Source: Teaching Education, Volume 19, Issue 2 June 2008 , pages 93 - 107
This paper describes and analyzes the use of Augusto Boal's Theater of the Oppressed (TO) as a form of academic and social support used in a recruitment and retention program for bilingual teachers in the Southeastern United States. We use critical discourse analysis to understand how TO works to disrupt monologic relationships and reestablish dialogue between teachers and others in their professional lives.

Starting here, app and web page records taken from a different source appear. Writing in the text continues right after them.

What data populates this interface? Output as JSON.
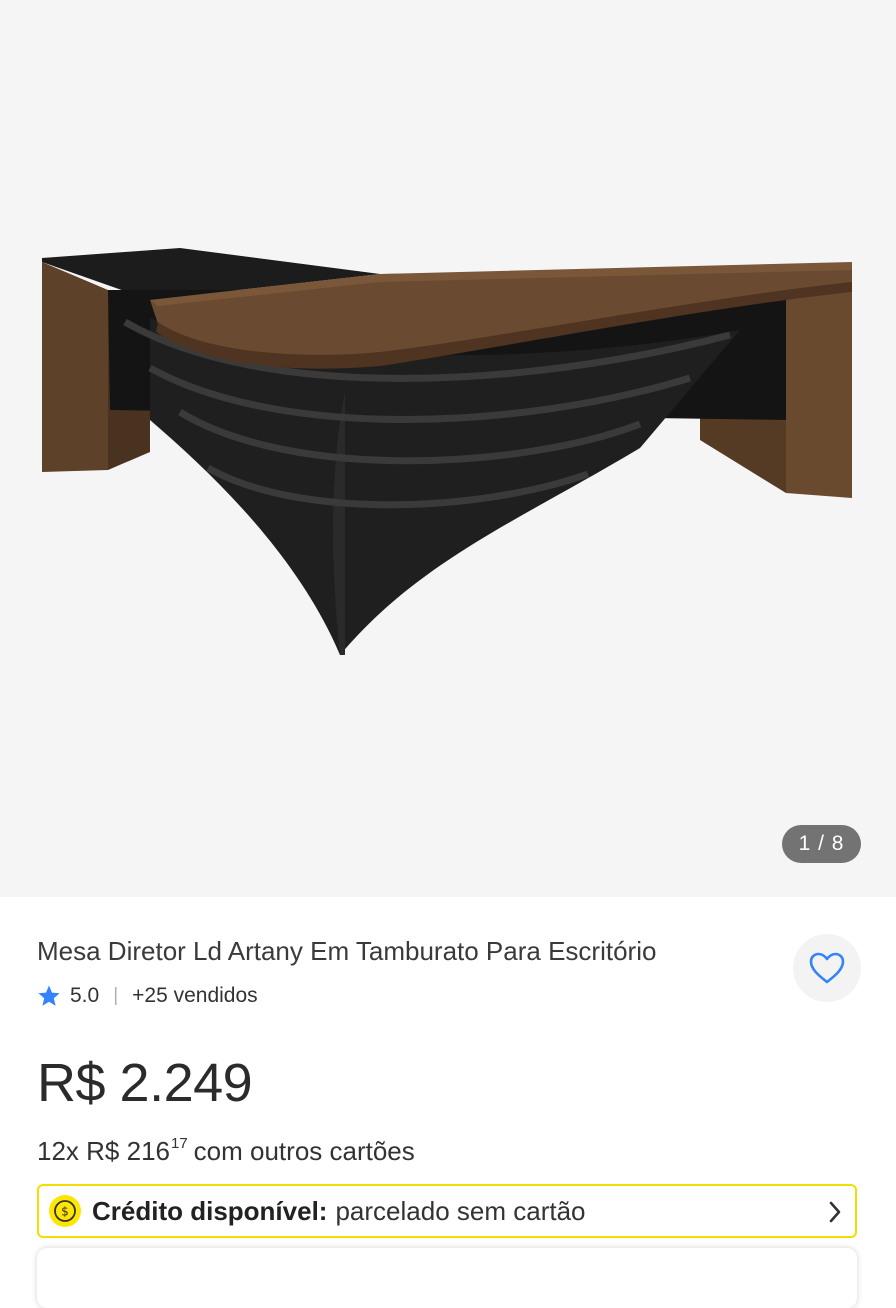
{
  "gallery": {
    "image_alt": "Mesa de escritório em L com tampo amadeirado e estrutura preta",
    "counter": "1 / 8"
  },
  "product": {
    "title": "Mesa Diretor Ld Artany Em Tamburato Para Escritório",
    "rating": "5.0",
    "separator": "|",
    "sold": "+25 vendidos",
    "price": "R$ 2.249",
    "installments_prefix": "12x R$ 216",
    "installments_cents": "17",
    "installments_suffix": "com outros cartões"
  },
  "credit_banner": {
    "label_bold": "Crédito disponível:",
    "label_rest": "parcelado sem cartão"
  },
  "icons": {
    "favorite": "heart-outline-icon",
    "rating": "star-icon",
    "credit": "coin-icon",
    "chevron": "chevron-right-icon"
  },
  "colors": {
    "accent_blue": "#3483fa",
    "credit_border": "#f2de00",
    "coin_yellow": "#ffe600",
    "counter_bg": "#737373"
  }
}
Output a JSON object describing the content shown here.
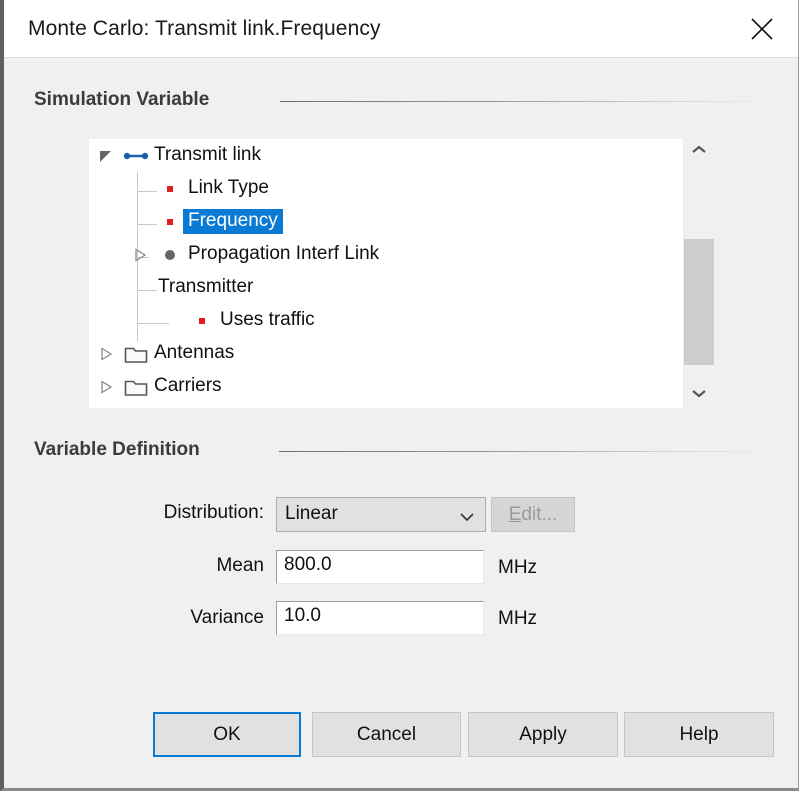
{
  "window": {
    "title": "Monte Carlo: Transmit link.Frequency",
    "close_icon": "close-icon",
    "accent_color": "#0a7bd4"
  },
  "groups": {
    "simulation_variable": "Simulation Variable",
    "variable_definition": "Variable Definition"
  },
  "tree": {
    "items": [
      {
        "label": "Transmit link",
        "icon": "link-icon",
        "twisty": "expanded",
        "depth": 0,
        "selected": false
      },
      {
        "label": "Link Type",
        "icon": "red-square-icon",
        "twisty": "none",
        "depth": 1,
        "selected": false
      },
      {
        "label": "Frequency",
        "icon": "red-square-icon",
        "twisty": "none",
        "depth": 1,
        "selected": true
      },
      {
        "label": "Propagation Interf Link",
        "icon": "gray-dot-icon",
        "twisty": "collapsed",
        "depth": 1,
        "selected": false
      },
      {
        "label": "Transmitter",
        "icon": "none",
        "twisty": "none",
        "depth": 1,
        "selected": false
      },
      {
        "label": "Uses traffic",
        "icon": "red-square-icon",
        "twisty": "none",
        "depth": 2,
        "selected": false
      },
      {
        "label": "Antennas",
        "icon": "folder-icon",
        "twisty": "collapsed",
        "depth": 0,
        "selected": false
      },
      {
        "label": "Carriers",
        "icon": "folder-icon",
        "twisty": "collapsed",
        "depth": 0,
        "selected": false
      }
    ],
    "scrollbar": {
      "up_icon": "chevron-up-icon",
      "down_icon": "chevron-down-icon"
    }
  },
  "form": {
    "distribution_label": "Distribution:",
    "distribution_value": "Linear",
    "distribution_arrow_icon": "chevron-down-icon",
    "edit_button_prefix": "",
    "edit_button_mnemonic": "E",
    "edit_button_suffix": "dit...",
    "mean_label": "Mean",
    "mean_value": "800.0",
    "mean_unit": "MHz",
    "variance_label": "Variance",
    "variance_value": "10.0",
    "variance_unit": "MHz"
  },
  "buttons": {
    "ok": "OK",
    "cancel": "Cancel",
    "apply": "Apply",
    "help": "Help"
  }
}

Focused on power dynamics and communication between a bilingual paraprofessional and an adversarial parent, our analysis examines actors' changing stances as they role-play different possible approaches to the conflict. Findings suggest awareness of both the language tools that structure individual relationships and the larger forces shaping what different individuals can and cannot say, providing teacher-participants with options for approaching interactional conflict in new ways - to take up confident, expansive roles and to project.